direct payday loans

Cities Eye Payday Advances Interest Levels Around 600 Percent

Cities Eye Payday Advances Interest Levels Around 600 Percent

During the period of years, Liz Fritz’s mom, now 79, took down four loans that are payday $1,580. Yearly rates of interest ranged from 539 per cent to 645 %. For security, she utilized her personal Security check, her source that is only of.

“It ended up being therefore obvious that she didn’t have the amount no credit check loans in Ohio of money,” stated Fritz, 53, a previous San Antonio commercial estate broker that is real. “None among these loans ever ended. Each and every time she’d make re re re payments, renew her loan they’d.”

Ultimately, struggling with decreasing wellness, Fritz’s mom joined a medical house in San Antonio. After a few years, lenders stopped attempting to gather the unpaid financial obligation. Just how much remained is uncertain: Although Fritz’s mother compensated roughly $1,500, nearly all of it had been for interest. The main had been kept largely unpaid.

AARP along with other customer groups are urging the Texas legislature to pass strong legislation curbing high prices by payday and lenders that are auto-title. A recently available AARP poll of Texans 45 and older discovered that 63 per cent agree their state should cap payday and loan that is auto-title prices.

Approximately one-fifth of pay day loan consumers are 50 or older, based on a scholarly learn because of the Pew Charitable Trusts. White women can be probably the most typical clients.

Short-term loan providers, that have about 3,500 storefronts across Texas, state they give you credit to those who cannot get loans that are traditional. They justify their rates that are high their customers’ poor credit records and warn that tighter laws could drive them away from company.

Loan providers justify high prices

“They provide an industry that does not have numerous options or choices regarding getting credit,” stated Rob Norcross, spokesman when it comes to customer Service Alliance of Texas (CSAT), the industry organization that is lobbying. “If these people were managed away from company, then a thousands of people over the declare that are their clients wouldn’t get access to credit, in addition they would be driven to higher priced or unlawful options.”

“About 600,000 Texans have loans through credit access companies, and that quantity is increasing,” said state Sen. John Carona (R-Dallas), who backs more powerful laws.

By having an auto-title loan, a customer frequently borrows a small % for the real worth of the automobile, which functions as security. If the customer falls behind regarding the payment that is monthly the car or vehicle, usually needed for the individual to make it to work, is repossessed.

“The repossession numbers from auto-title loans are simply amazing,” stated Tim Morstad, AARP Texas associate state director for advocacy. “It’s about 95 cars over the state each and every day. It blows the mind.”

Last year, the legislature needed short-term loan providers to offer better information on loan charges and also to register storefront operations. But customer advocates, including AARP Texas, had been frustrated so it failed to pass tougher restrictions.

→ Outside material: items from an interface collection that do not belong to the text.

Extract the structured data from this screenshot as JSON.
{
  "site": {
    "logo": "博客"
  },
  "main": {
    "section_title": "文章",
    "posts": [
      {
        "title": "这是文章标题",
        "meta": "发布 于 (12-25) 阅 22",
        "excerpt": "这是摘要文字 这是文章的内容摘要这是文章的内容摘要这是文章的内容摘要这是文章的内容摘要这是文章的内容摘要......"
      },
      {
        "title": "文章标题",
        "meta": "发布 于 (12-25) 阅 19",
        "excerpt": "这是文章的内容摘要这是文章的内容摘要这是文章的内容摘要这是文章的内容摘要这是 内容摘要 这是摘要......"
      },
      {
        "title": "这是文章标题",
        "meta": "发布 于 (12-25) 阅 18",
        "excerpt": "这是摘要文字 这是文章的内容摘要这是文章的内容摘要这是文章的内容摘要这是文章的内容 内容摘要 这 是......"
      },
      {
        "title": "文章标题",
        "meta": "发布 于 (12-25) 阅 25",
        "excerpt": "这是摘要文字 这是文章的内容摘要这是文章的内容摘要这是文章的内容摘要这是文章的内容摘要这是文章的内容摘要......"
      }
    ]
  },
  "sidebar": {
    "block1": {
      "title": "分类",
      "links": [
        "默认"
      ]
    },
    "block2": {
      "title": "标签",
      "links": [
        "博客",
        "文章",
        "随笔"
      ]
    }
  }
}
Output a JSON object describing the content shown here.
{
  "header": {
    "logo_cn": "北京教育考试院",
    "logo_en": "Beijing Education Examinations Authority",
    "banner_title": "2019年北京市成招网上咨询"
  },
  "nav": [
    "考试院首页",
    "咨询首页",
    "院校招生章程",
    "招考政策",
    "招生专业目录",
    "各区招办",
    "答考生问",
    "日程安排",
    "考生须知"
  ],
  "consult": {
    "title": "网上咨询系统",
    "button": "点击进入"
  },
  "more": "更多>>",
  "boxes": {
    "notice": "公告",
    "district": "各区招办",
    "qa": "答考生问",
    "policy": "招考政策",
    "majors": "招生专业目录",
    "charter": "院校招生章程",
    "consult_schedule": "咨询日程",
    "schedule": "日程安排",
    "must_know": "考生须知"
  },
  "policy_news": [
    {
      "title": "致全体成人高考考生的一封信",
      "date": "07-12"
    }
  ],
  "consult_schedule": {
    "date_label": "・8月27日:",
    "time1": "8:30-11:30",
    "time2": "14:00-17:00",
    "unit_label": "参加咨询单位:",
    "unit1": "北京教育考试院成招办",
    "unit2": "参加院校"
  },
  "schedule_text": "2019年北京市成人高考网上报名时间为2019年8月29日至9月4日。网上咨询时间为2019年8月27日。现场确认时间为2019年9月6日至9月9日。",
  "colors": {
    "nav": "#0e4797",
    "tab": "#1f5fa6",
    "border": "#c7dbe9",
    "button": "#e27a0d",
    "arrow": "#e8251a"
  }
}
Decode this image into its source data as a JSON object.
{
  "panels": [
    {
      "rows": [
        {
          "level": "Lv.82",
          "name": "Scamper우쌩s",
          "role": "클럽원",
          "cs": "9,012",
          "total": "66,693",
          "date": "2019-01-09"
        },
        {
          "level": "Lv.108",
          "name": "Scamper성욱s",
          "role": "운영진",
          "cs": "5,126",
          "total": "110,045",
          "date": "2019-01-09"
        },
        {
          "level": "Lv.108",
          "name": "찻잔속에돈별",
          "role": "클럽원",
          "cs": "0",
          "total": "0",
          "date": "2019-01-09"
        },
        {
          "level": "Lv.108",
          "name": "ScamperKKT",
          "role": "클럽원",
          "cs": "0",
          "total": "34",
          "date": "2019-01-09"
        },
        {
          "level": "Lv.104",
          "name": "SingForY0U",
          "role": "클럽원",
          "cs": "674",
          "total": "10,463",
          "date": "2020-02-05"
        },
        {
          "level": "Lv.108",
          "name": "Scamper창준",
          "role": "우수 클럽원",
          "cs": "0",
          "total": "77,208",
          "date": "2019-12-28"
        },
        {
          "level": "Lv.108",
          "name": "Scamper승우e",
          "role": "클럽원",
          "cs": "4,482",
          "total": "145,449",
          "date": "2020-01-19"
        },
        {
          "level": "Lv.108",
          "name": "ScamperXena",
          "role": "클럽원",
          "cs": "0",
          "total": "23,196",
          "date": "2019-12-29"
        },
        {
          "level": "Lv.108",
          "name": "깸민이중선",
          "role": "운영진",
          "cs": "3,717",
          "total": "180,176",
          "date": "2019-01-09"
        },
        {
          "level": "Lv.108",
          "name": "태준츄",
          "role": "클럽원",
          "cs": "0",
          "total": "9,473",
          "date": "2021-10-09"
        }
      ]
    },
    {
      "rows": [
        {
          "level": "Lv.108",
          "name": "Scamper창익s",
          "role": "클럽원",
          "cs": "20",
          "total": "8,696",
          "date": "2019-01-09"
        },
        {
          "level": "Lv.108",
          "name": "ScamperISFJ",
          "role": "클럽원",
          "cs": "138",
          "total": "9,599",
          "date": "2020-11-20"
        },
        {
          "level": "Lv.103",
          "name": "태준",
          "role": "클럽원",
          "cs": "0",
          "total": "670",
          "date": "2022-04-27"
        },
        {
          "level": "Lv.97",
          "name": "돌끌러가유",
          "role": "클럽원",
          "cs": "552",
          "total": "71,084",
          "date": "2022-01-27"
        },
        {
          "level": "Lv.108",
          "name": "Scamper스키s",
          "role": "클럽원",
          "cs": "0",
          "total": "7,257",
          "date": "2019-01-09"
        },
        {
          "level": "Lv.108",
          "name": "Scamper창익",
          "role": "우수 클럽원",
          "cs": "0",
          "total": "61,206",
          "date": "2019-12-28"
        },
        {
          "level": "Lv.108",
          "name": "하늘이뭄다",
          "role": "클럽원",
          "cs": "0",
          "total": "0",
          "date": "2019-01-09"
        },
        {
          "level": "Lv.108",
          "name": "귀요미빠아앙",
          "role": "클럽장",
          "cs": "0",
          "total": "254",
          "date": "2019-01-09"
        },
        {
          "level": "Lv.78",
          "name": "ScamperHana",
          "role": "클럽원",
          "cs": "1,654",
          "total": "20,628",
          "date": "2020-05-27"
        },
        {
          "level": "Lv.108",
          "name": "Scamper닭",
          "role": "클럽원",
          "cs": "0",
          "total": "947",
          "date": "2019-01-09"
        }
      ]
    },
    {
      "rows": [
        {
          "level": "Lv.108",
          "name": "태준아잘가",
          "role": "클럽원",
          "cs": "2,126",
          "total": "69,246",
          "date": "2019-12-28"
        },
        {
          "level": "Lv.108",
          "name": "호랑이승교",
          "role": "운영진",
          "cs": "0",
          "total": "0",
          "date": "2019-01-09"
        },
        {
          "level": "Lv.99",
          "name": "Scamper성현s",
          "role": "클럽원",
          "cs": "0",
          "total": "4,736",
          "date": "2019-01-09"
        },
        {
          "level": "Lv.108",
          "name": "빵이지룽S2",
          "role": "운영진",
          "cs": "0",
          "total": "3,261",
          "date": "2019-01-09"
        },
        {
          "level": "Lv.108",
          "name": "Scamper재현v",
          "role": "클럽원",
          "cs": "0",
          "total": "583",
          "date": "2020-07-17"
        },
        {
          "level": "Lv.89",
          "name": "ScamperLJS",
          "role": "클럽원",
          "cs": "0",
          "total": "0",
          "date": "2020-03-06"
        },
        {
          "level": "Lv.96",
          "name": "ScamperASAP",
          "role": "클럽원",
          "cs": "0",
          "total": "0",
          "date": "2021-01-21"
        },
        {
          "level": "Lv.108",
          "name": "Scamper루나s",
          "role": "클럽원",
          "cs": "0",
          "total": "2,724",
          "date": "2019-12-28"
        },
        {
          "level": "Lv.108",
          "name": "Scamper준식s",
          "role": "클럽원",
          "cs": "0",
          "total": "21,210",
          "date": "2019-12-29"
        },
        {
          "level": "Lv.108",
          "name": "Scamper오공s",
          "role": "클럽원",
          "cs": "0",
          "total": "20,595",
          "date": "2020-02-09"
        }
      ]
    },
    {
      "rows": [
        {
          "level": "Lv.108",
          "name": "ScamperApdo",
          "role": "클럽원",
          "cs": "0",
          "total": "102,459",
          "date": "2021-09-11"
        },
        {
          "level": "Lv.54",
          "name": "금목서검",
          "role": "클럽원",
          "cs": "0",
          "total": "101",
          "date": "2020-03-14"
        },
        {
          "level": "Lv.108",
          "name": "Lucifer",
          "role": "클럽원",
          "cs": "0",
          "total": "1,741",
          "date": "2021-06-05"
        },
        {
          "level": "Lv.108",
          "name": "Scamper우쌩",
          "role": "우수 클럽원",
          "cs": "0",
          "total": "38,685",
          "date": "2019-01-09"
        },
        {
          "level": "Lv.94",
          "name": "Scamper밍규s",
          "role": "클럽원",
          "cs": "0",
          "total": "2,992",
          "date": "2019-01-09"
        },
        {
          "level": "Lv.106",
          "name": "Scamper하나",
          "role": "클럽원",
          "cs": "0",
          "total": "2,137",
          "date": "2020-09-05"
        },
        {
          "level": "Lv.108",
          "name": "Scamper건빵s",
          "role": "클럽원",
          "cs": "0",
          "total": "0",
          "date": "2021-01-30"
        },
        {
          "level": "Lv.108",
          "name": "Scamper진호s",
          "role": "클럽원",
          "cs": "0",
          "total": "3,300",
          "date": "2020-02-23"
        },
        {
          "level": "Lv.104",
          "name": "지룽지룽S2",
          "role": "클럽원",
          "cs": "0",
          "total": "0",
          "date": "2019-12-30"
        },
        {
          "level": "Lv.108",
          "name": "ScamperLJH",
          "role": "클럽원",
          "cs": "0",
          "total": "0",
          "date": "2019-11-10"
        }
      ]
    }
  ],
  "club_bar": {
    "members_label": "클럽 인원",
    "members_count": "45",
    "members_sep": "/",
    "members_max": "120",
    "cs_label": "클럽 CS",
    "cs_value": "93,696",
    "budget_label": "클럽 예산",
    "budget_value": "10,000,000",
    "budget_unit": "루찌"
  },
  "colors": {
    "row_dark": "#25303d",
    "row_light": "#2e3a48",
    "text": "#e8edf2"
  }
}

That led Dallas, Austin, El Paso and San Antonio to look at their very own payday ordinances. Other Texas urban centers are waiting to see just what their state performs this 12 months before considering their very own ordinances.

Statewide legislation sought

Texans “are being taken advantageous asset of by predators billing 400, 500, 600interest that is percent and that’s incorrect,” said Dallas City Councilmember Jerry R. Allen, a leader in enabling Dallas to impose strong loan provider ordinances in 2011.

He wishes the legislature to check out Dallas’ lead this 12 months. “We are searching for a groundswell of general general public opinion saying, ‘This is incorrect!’ ”

The Dallas ordinances imposed tough zoning limitations and offered borrowers an “exit strategy” from the endless rollover of that loan; each re re payment must certanly be put on at the least 25 % regarding the principal. The ordinances additionally limited the total amount a loan provider can offer to 20 per cent of the borrower’s gross income that is monthly.

“The issue (with town ordinances) will there be are lots of places between right right here and San Antonio where you could obtain a 400 % loan,” stated Austin City Councilmember Bill Spelman, a teacher during the Lyndon B. Johnson class of Public Affairs at the University of Texas at Austin. “The state legislature should pass the balance they nearly passed final time.”

Passing legislation shall perhaps maybe maybe not come effortlessly. Texans for Public Justice, a watchdog team, stated that short-term loan providers compensated 184 lobbyists as much as $8.4 million to beat payday legislation two years back.

Spelman predicts they’ll perform some exact same in 2010. “The income in ecommerce are insane,” he stated. Dallas’ Allen stated lenders will try to have the legislature to enact poor legislation this session, then assert it preempts more powerful town ordinances.

“You will not preempt our rules without one heck of a fight that is legal” Allen promised. “We have actually our dukes up. I’m severe. Our folks are being taken advantage of, and now we not any longer will tolerate it.” Louis B. Parks is just a freelance journalist situated in Wimberley, Texas.